Households and businesses in the Tokyo area on Saturday began a period of power conservation, spanning from July to August, as the electricity supply is forecast to become tight in the area this summer.
The Japanese government has issued a request based on the projection that the reserve power capacity rate in the region served by Tokyo Electric Power Company Holdings Inc. in July could drop to 3.1 percent, slightly above the lowest level for maintaining a stable supply, if a once-in-a-decade level of extreme heat grips the area.
Since electricity demand could swing about 3 percent from the anticipated level, it is necessary to secure at least a 3 percent reserve, according to the Ministry of Economy, Trade and Industry.

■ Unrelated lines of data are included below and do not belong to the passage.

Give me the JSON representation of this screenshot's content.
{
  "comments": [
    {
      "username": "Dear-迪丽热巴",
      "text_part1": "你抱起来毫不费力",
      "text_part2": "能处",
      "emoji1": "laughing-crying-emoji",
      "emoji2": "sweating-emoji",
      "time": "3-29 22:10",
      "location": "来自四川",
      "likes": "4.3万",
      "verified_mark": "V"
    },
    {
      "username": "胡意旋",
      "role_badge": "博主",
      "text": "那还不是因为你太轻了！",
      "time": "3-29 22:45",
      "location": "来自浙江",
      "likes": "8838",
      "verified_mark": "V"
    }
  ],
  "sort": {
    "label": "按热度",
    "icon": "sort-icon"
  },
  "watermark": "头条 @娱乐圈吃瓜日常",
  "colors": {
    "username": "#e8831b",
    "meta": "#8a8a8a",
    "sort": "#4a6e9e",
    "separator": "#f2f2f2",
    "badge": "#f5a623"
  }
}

The rate is projected to improve to 4.8 percent in the TEPCO-serving region in August, while that in other regions is expected to stay above 5 percent in July and August, a ministry official said.
Last year, the government issued a nationwide power-saving request from July to September, but the latest request only targets the area served by TEPCO.
Last summer's request was the first issued since fiscal 2015 when all of the country's nuclear reactors were offline in the wake of the Fukushima nuclear power plant disaster in 2011.
The country's weather agency has predicted Japan may face a hotter summer due to the influence of the El Nino climate pattern -- warmer water in the central and eastern Pacific -- among other reasons.
Besides the nation's capital, TEPCO serves Kanagawa, Saitama, Chiba, Tochigi, Gunma, Ibaraki, Yamanashi and part of Shizuoka prefectures, according to the utility.